Sophomore Ashley Wood danced for the second year in a row. "Being a dancer is an honor," she said. "I can't say it’s easy. It’s the hardest thing I've ever done and was even harder the second year! But when I was really getting down I found my inspiration in a boy named Michael. We played for hours and his energy was constant. His mom told me that Michael said he'd never had so much fun in his life. Thinking about Michael, his heart and spirit, and how much I wanted to help him pushed me through to the end. That's the best part of THON. The kids are why we do it ... they are true heroes and our ‘angels among us.’ As hard as it was, I would do it again every weekend if I thought it would help even one child live a better life."
Senior Amy McCaffrey was the campus’ overall THON chair. "Having the opportunity to dance and represent Brandywine was an honor. I have been involved with THON for the past five years and have held a variety of positions on various levels. As a commonwealth THON chair it was outstanding to see so much support coming from our campus and their willingness to travel to State College."
As a dancer, she continued, "You have your ups and downs, good and bad moments but when you see a THON kid all your pain goes away. I kept this quote in my heart and mind whenever the pain would occur: ‘when you dance with your heart, your feet never touch the ground,’ and it is true."
"Why do we put ourselves through this?" McCaffrey asked. "We THON for the kids, the kids who need us. The little superheroes who for one weekend don't feel pain and can be a kid. The parents who spend countless hours watching their little one get sick. The ones who need a shoulder to cry on. The ones who are weak and the ones who are strong. We THON for the students who lead us in this fight against pediatric cancer, who put countless hours into an organization that means so much to complete strangers. We THON for families, the ones who cancer has stricken their families, the way that one time a year people walk into the Bryce Jordan Center as strangers and leave as a family. We THON for the laughter, for the tears, for the cheers, and for the priceless memories that THON brings."
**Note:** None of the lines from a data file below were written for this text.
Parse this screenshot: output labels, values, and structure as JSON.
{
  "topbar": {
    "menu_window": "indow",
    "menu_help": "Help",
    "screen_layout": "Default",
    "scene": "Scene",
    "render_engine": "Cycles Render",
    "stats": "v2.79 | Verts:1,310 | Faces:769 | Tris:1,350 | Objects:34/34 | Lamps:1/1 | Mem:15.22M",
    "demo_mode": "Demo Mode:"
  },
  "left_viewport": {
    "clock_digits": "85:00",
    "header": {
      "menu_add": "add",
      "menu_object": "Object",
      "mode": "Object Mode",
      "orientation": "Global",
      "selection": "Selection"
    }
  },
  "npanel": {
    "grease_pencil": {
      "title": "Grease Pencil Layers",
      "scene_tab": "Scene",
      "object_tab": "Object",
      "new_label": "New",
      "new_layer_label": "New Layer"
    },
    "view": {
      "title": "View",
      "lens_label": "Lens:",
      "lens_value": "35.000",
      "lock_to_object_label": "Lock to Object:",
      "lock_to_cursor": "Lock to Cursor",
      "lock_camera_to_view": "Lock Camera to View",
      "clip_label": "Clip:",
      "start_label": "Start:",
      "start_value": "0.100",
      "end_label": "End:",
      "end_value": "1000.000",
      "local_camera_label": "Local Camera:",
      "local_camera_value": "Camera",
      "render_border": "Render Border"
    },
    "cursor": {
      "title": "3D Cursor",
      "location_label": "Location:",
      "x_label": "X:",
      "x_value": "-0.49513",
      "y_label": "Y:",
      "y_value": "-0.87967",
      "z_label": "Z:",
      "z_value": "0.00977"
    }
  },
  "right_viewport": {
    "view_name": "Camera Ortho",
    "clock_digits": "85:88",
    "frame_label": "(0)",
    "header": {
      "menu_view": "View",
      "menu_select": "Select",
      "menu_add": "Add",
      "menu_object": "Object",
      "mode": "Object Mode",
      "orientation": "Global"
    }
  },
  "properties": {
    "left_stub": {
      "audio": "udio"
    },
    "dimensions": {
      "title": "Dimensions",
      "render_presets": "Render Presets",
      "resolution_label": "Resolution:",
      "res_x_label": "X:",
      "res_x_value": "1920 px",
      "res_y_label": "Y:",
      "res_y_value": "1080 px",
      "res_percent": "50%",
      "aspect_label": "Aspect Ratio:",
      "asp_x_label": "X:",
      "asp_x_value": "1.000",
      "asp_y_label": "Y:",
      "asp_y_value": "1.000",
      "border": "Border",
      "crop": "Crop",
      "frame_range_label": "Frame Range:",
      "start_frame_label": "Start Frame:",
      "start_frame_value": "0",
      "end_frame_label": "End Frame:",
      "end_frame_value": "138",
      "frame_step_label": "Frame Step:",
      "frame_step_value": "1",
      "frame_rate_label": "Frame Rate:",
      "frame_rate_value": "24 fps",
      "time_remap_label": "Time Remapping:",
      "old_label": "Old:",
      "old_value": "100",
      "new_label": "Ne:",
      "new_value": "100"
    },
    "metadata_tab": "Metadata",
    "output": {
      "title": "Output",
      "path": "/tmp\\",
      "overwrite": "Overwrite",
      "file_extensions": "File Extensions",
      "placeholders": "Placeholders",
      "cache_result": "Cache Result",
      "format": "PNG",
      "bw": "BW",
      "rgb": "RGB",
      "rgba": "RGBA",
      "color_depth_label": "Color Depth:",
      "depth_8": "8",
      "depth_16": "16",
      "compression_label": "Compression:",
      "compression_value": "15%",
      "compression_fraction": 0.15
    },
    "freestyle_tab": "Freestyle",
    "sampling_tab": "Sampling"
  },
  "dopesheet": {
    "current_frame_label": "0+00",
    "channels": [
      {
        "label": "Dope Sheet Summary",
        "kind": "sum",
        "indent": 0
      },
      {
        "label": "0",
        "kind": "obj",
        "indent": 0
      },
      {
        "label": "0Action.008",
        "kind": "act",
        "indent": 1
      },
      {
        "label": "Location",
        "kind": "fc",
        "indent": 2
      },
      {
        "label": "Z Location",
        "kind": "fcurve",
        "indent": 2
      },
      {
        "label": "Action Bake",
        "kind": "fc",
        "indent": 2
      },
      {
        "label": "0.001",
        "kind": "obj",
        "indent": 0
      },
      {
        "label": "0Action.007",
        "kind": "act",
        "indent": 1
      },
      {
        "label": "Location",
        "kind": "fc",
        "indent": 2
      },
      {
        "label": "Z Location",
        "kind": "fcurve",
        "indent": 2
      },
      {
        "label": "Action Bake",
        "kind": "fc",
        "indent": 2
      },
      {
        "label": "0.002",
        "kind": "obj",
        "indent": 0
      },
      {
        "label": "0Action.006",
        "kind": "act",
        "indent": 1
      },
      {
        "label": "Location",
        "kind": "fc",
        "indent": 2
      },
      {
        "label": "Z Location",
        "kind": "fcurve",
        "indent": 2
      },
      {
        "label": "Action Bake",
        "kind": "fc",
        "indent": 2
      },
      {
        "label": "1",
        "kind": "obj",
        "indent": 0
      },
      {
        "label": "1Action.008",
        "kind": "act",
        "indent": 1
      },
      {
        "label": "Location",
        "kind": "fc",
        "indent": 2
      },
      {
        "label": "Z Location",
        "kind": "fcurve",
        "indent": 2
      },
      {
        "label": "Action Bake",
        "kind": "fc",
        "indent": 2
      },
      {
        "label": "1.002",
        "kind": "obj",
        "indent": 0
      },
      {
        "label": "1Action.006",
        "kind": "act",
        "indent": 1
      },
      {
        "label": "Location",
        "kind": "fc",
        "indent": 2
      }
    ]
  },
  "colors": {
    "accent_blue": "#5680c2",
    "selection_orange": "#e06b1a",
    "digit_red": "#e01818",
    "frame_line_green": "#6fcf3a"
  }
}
Dr. Matthew Shupp, director of student affairs, said, "This was my first time attending THON and attempting to put the experience into words would never do it justice. I’m extremely proud of our four dancers. I’m extremely proud of being part of something that is so much bigger than one singular campus. I’m in awe of what our students accomplished. It proves that when people work for the collective good, nothing is impossible."